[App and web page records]

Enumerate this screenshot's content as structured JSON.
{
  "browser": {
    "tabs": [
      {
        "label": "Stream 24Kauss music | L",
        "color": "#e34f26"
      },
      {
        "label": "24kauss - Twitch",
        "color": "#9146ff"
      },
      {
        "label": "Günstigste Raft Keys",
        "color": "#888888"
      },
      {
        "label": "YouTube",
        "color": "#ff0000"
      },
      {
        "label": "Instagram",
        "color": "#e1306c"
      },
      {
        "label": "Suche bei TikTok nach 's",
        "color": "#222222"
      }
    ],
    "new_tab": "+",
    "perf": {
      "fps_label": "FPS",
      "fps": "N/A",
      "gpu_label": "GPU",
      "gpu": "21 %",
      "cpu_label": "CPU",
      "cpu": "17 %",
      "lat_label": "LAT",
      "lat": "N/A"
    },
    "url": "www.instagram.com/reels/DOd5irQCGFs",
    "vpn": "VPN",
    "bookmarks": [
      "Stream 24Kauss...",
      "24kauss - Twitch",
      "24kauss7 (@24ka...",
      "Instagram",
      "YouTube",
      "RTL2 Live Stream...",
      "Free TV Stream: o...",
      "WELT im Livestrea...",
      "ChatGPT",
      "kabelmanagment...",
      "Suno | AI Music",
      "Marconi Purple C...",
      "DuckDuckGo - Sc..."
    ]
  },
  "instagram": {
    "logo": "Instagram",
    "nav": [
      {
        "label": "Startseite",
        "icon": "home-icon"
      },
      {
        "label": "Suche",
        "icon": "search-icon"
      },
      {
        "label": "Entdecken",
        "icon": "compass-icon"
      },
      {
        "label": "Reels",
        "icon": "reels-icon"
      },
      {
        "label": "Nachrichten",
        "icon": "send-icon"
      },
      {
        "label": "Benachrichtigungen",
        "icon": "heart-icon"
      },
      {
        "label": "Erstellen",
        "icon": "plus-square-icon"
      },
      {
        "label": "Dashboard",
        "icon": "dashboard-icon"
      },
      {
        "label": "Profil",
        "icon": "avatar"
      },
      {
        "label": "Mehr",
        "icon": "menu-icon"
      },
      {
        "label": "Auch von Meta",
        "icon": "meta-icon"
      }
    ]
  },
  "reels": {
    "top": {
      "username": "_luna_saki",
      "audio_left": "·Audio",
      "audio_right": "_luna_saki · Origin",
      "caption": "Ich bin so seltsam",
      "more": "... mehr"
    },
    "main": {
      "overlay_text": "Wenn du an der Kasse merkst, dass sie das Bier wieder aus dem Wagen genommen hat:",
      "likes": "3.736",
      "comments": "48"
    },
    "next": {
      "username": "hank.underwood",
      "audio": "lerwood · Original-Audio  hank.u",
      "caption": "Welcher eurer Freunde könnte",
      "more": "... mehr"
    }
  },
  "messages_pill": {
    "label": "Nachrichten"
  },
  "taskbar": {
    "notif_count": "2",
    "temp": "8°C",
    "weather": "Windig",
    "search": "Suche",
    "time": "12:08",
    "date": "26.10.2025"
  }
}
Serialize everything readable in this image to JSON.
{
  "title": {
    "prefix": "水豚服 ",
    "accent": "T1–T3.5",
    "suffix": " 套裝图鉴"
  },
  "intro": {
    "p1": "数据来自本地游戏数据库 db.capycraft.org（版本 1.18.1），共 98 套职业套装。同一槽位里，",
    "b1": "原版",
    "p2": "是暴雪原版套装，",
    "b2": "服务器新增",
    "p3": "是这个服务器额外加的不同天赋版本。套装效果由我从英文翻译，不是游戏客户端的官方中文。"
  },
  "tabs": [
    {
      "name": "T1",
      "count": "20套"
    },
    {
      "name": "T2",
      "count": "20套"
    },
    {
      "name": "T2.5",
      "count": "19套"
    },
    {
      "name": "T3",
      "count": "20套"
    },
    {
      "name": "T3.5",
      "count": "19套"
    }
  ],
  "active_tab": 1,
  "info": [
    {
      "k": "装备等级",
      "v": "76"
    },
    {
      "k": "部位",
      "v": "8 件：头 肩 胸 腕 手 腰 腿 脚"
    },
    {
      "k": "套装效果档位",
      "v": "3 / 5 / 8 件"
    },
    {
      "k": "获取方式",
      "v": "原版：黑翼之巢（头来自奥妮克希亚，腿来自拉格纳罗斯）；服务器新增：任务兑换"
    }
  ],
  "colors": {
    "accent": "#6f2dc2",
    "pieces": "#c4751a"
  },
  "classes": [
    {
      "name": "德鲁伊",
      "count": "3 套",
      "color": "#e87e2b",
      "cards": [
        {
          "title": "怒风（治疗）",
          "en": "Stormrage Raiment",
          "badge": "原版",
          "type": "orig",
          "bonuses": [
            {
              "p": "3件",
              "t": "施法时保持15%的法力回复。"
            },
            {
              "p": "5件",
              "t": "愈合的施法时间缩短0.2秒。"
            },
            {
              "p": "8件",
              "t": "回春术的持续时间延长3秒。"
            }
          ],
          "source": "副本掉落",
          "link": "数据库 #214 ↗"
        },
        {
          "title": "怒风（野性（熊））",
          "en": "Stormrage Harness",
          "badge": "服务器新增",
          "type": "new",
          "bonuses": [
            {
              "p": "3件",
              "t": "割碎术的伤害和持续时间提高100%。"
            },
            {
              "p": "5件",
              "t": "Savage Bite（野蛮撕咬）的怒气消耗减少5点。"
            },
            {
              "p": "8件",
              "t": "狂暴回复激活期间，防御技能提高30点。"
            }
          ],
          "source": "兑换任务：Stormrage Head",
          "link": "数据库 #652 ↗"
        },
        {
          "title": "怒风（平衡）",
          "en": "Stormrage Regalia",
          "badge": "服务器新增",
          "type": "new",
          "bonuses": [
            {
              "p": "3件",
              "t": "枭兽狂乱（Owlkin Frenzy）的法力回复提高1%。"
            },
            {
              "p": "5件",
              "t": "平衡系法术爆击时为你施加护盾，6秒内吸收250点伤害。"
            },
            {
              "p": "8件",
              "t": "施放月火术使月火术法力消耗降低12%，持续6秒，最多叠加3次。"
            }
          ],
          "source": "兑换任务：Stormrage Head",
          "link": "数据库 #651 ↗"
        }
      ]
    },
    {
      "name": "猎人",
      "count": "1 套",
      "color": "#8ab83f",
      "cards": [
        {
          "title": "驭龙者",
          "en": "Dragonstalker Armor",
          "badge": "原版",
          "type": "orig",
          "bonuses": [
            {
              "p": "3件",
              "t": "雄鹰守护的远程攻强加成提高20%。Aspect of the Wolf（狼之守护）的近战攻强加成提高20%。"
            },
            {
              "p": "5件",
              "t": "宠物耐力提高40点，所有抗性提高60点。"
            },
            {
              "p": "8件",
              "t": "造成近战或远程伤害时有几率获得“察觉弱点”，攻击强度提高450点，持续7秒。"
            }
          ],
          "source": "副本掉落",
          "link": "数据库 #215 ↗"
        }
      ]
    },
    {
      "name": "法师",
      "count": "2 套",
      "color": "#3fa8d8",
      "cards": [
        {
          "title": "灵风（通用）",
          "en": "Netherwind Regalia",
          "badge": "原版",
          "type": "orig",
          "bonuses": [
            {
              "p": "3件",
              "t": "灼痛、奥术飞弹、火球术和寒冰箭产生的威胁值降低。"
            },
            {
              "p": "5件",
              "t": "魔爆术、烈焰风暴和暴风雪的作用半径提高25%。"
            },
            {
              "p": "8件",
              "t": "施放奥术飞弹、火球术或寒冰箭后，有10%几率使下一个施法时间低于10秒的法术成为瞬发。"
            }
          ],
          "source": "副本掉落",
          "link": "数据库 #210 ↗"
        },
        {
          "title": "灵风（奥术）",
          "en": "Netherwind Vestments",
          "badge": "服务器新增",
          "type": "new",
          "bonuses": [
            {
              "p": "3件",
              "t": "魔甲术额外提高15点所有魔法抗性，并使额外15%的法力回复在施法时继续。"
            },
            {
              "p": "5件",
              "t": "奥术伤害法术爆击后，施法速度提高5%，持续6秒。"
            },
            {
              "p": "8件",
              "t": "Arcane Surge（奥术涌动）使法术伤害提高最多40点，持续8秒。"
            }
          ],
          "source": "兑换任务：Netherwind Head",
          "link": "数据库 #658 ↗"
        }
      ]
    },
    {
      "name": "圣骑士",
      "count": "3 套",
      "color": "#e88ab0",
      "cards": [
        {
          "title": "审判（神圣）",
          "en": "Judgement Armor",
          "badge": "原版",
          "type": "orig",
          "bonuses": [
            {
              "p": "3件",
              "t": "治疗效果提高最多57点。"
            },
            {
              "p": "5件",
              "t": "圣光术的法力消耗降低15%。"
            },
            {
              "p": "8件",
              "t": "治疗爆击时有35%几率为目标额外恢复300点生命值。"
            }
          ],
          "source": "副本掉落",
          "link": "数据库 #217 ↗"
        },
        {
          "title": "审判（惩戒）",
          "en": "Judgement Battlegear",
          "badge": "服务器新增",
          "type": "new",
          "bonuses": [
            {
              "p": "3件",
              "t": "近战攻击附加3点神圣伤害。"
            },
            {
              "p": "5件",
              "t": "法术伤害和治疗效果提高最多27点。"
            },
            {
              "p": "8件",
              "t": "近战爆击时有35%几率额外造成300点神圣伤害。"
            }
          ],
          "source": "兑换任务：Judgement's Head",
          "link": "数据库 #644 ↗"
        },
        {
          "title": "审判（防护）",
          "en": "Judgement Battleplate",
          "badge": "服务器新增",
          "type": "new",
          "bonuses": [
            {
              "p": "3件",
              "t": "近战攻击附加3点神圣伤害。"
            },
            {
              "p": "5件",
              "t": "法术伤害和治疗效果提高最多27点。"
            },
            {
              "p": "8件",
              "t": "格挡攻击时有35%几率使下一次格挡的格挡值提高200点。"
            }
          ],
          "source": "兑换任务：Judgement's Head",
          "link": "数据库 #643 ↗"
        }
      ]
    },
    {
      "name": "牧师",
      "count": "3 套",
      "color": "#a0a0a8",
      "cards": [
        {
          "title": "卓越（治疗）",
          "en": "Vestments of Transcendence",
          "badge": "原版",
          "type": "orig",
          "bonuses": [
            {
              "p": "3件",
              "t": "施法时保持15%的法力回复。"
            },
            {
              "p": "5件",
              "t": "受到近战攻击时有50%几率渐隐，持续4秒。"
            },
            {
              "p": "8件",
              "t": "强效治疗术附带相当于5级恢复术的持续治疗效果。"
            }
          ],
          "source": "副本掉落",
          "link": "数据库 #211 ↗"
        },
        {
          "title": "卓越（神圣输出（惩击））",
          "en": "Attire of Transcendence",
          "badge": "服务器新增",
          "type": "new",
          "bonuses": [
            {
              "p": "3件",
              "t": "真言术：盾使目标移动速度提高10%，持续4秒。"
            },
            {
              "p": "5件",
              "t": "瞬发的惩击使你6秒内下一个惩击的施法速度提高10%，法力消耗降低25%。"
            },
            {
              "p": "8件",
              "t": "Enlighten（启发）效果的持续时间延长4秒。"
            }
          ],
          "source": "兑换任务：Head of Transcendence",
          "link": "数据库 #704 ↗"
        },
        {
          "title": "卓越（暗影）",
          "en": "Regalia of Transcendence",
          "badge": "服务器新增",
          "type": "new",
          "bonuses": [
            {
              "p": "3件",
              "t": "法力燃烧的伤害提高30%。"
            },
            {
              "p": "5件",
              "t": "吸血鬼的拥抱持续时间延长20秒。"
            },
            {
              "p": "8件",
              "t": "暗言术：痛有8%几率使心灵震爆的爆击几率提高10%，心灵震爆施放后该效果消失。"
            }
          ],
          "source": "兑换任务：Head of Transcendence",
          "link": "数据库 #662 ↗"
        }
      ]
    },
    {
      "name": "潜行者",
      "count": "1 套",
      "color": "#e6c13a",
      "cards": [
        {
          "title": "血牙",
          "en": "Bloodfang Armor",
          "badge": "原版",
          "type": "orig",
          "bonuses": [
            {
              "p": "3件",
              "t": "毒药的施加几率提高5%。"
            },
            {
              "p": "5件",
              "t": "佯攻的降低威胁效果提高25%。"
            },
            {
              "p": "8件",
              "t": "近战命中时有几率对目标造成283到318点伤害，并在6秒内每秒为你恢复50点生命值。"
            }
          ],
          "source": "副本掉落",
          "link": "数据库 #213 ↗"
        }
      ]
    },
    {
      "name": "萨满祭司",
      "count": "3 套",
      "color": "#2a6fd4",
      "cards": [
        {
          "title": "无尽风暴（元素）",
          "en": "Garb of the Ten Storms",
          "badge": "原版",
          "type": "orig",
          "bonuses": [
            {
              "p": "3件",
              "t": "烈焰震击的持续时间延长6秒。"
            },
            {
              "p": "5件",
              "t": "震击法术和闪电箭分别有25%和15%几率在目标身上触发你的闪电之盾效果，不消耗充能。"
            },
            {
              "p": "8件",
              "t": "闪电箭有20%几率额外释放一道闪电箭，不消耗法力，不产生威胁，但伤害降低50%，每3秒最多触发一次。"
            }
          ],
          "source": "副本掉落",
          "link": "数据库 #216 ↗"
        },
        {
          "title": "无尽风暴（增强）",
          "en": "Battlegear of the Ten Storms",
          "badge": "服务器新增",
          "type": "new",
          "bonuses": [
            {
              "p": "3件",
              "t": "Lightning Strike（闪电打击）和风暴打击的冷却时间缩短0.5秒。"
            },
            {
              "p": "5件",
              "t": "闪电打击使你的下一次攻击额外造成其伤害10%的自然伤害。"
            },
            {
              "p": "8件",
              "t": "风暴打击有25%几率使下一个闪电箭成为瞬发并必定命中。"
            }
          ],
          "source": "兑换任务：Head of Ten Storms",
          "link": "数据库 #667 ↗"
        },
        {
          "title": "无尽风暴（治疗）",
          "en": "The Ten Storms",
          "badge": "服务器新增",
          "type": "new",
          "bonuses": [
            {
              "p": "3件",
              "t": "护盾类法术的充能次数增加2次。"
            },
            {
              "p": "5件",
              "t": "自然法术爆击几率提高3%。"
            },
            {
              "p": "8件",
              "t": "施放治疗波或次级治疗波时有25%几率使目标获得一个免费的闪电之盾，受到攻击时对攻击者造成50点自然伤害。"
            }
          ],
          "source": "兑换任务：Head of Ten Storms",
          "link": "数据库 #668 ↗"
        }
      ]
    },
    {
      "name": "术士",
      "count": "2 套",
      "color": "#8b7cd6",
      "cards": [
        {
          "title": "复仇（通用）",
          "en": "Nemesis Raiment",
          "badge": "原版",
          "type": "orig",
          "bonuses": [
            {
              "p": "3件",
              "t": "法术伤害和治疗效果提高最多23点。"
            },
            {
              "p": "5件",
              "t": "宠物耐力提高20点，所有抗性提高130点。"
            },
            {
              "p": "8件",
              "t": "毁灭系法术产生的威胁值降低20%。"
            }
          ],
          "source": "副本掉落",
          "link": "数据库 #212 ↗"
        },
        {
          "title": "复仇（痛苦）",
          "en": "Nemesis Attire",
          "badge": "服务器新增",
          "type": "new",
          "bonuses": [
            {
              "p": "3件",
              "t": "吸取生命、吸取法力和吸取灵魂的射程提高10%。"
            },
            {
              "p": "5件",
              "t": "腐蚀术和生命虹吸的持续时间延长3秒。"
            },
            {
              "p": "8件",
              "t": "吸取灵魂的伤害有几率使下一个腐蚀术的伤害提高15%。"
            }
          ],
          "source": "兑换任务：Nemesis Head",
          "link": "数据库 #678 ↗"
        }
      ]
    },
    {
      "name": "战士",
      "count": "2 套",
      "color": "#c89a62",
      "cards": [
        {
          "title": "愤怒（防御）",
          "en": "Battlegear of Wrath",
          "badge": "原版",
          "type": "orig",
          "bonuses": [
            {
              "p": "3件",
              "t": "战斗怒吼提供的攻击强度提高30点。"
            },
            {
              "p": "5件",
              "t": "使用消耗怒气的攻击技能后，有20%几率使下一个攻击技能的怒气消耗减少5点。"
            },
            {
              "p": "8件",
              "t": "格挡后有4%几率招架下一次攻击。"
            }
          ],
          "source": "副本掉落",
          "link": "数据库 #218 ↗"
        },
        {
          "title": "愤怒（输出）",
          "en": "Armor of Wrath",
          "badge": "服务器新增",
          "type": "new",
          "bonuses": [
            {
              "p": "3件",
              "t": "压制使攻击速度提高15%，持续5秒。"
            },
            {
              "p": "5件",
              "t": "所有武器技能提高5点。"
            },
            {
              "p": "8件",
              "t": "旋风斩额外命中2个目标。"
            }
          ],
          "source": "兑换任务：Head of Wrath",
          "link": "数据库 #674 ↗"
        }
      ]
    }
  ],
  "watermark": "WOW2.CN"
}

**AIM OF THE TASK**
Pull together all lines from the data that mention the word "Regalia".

**REPLY TO THE EXERCISE**
          "en": "Stormrage Regalia",
          "en": "Netherwind Regalia",
          "en": "Regalia of Transcendence",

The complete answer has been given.